In the history of gay, lesbian, or queer cinema, you’ll be hard-pressed to find the name of legendary filmmaker, Sergei Eisenstein. Yet, Eisenstein, unquestionably one of the most influential filmmakers who ever lived, and the director of such classics as Battleship Potemkin, Alexander Nevsky and Ivan the Terrible, was indeed, gay.
The powerful Orthodox Church and the moral conformity of the Tsarist regime before the Bolshevik revolution forced 19th century laws which criminalized homosexuality. In practice, these laws were rarely enforced. Prince Felix Yosoupoff, for example, a member of the Imperial Family and future assassin of Rasputin, lived an openly gay lifestyle. The historical paradox is that the Bolsheviks preached openness and the Bolshevik Revolution actually promised a change to sexual openness. But in practice, however, homophobia became rampant. A notorious article, 121.1 — punished gay men with up to five years of imprisonment. Women accused lesbianism could be held in a psychiatric clinic for up to three months, where they were subjected to mind-bending drug treatments. And homosexuals were deported to camps or psychiatric clinics, often never heard from again.
Eisenstein’s homoerotic drawings and sketches are on vivid display in the film I am Brezhnev’s Queen, a cinematic look at gay life under the Soviet regime. The film is directed by Frederic Mitterand — nephew of Francois Mitterand, the late prime minister of France. Frederic Mitterand is a veteran television producer and popular TV show host, as well as a former French Minister of Culture. The documentary, produced in 2001, focuses on the difficulties faced by homosexuals in Russia and the former Soviet Union, but the film also looks at these attitudes historically.
In I am Brezhnev’s Queen, Mitterand points out that communist propaganda depended on the intense eroticization of young proletarians – both men and women. This led to quite sexually ambiguous images that nonetheless represented the Communist ideal, in posters, photographs, statues and films. The emphasis on a young, virile culture of the body – exemplified in athletic exhibitions, a sports and military cult, ran parallel to Stalinist homophobia. In Mitterand’s view, the Soviet Union’s attitude towards homosexuality was – plain and simply – schizophrenic.
I am Brezhnev’s Queen follows some famous Russian and Soviet celebrities – Tchaikovsky, the ballet impresario Diaghilev, the ballet dancer Vaslav Nijinsky, the poet Sergei Yesenin and two famous Soviet filmmakers –Sergei Paradjanov and the aforementioned Sergei Eisenstein.

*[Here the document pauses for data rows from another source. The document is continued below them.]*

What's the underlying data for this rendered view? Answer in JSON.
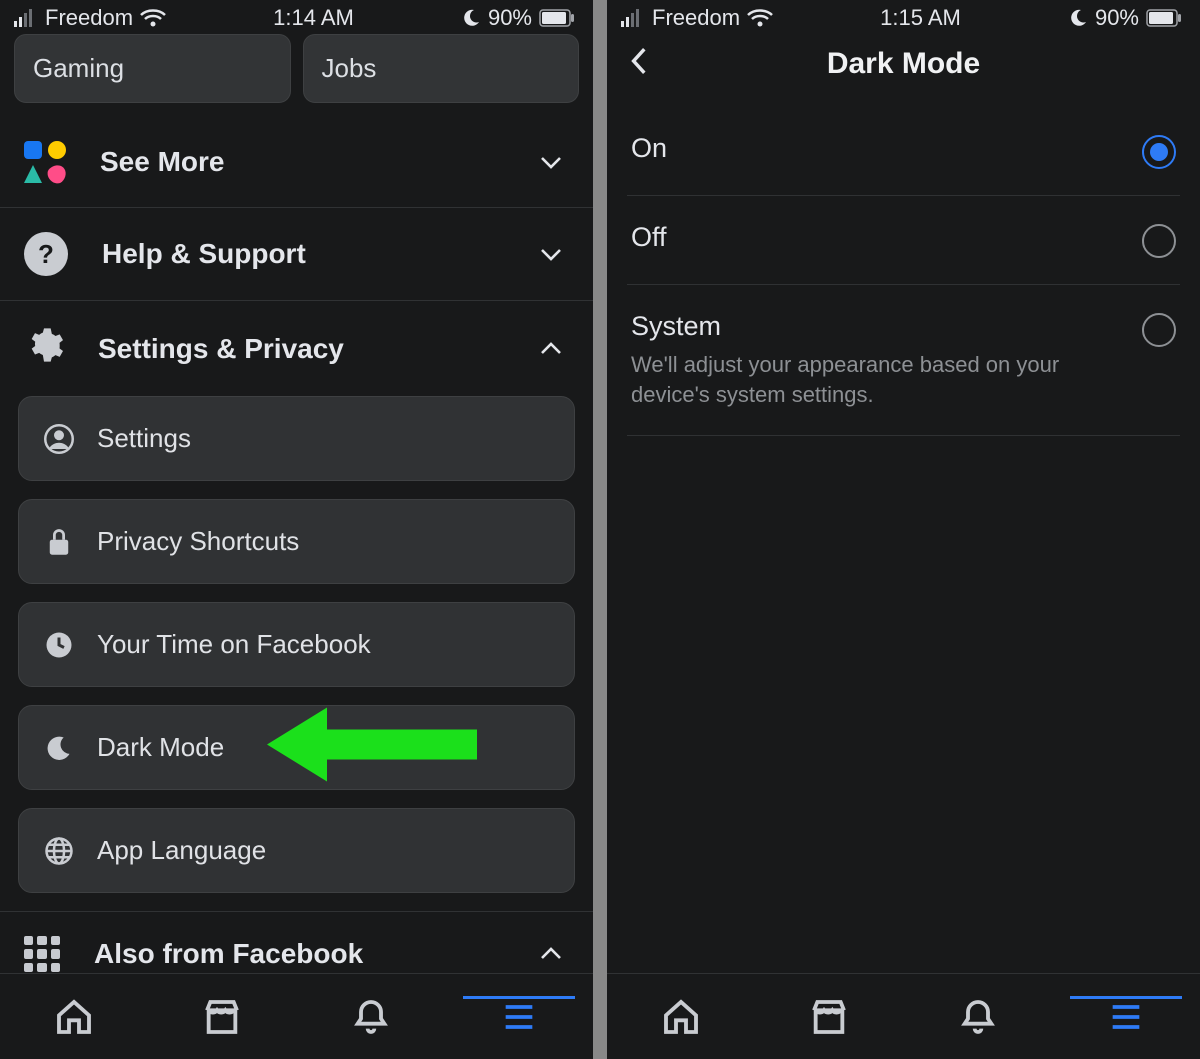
{
  "screen1": {
    "status": {
      "carrier": "Freedom",
      "time": "1:14 AM",
      "battery": "90%"
    },
    "cards": [
      "Gaming",
      "Jobs"
    ],
    "see_more": "See More",
    "help_support": "Help & Support",
    "settings_privacy": "Settings & Privacy",
    "subitems": {
      "settings": "Settings",
      "privacy_shortcuts": "Privacy Shortcuts",
      "your_time": "Your Time on Facebook",
      "dark_mode": "Dark Mode",
      "app_language": "App Language"
    },
    "also_from": "Also from Facebook"
  },
  "screen2": {
    "status": {
      "carrier": "Freedom",
      "time": "1:15 AM",
      "battery": "90%"
    },
    "title": "Dark Mode",
    "options": {
      "on": "On",
      "off": "Off",
      "system": "System",
      "system_desc": "We'll adjust your appearance based on your device's system settings."
    },
    "selected": "on"
  }
}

The speculation of Eisenstein’s homosexuality – whether latent or practiced – is fostered by his interest in puns with gay inflections, and the graphic eroticism of his drawings which leaned toward the pornographic. His marriage was, by all accounts, Platonic, and his wife didn’t rate even a mention in his memoirs. When Eisenstein’s mother died, he wrote in his memoirs, “A small, ridiculous woman died today.”Eisenstein admired Judy Garland, and could be hypocritical about his own homosexuality, saying “I’ve never felt any such desire,” though he later admitted to bisexual tendencies. At odds with Stalin over his depiction of Ivan in his film, Ivan the Terrible, Eisenstein proved to be a survivor and bent to Stalin’s will, though many think the pressure killed him not long after he finished Part two of Ivan. Far From Sunset Boulevard, a 2006 film directed by Igor Minaev, suggests a love triangle between Eisenstein, his frequent collaborator Grigori Aleksandrov and Aleksanrov’s wife, the star Lyubov Orlovam. The film remains unreleased in Russia.
Contemporary Russian films on gay or lesbian themes are sparse at best and certainly Russia still awaits its equivalent of Brokeback Mountain. A rare exception is You I Love, directed by Olga Stolpovskaya and Dmitry Troitsky. The characters Tim and Vera are a successful young couple whose life changes when one night, Tim accidentally hits Uloomji, a young Kalmyk day worker in a car accident. Their torrid affair becomes a bizarre love triangle when Vera gets dragged into the relationship. In spite of this homosexuality is still portrayed as an illness which is also un-Russian and unpatriotic.
Russia’s major gay and lesbian film festival, the Side by Side Lesbian and Gay Film Festival in St. Petersburg, was banned in its first year, and had to be low-key. Last year, the local government apparently put pressure on businesses thought to be Festival sponsors, and soon the support vanished. The Siberian Gay Film Festival in Tomsk was deemed a success in its first year, though attendance was often sparse, and screenings were sometimes cancelled due to low audience. A Christian group calling itself Pillar of Truth picketed nightly with signs that screamed, “Homosexuality is a sin,” and “Confess, sinners!” The Festival, said the organizers, “helped Siberian gay men and lesbians empower their community and educated thousands that homosexuality is not a sickness or “influence of the West,” but an ordinary phenomenon that exists next door to them.”
Worldview film contributor Milos Stehlik is the director of Facets Multimedia.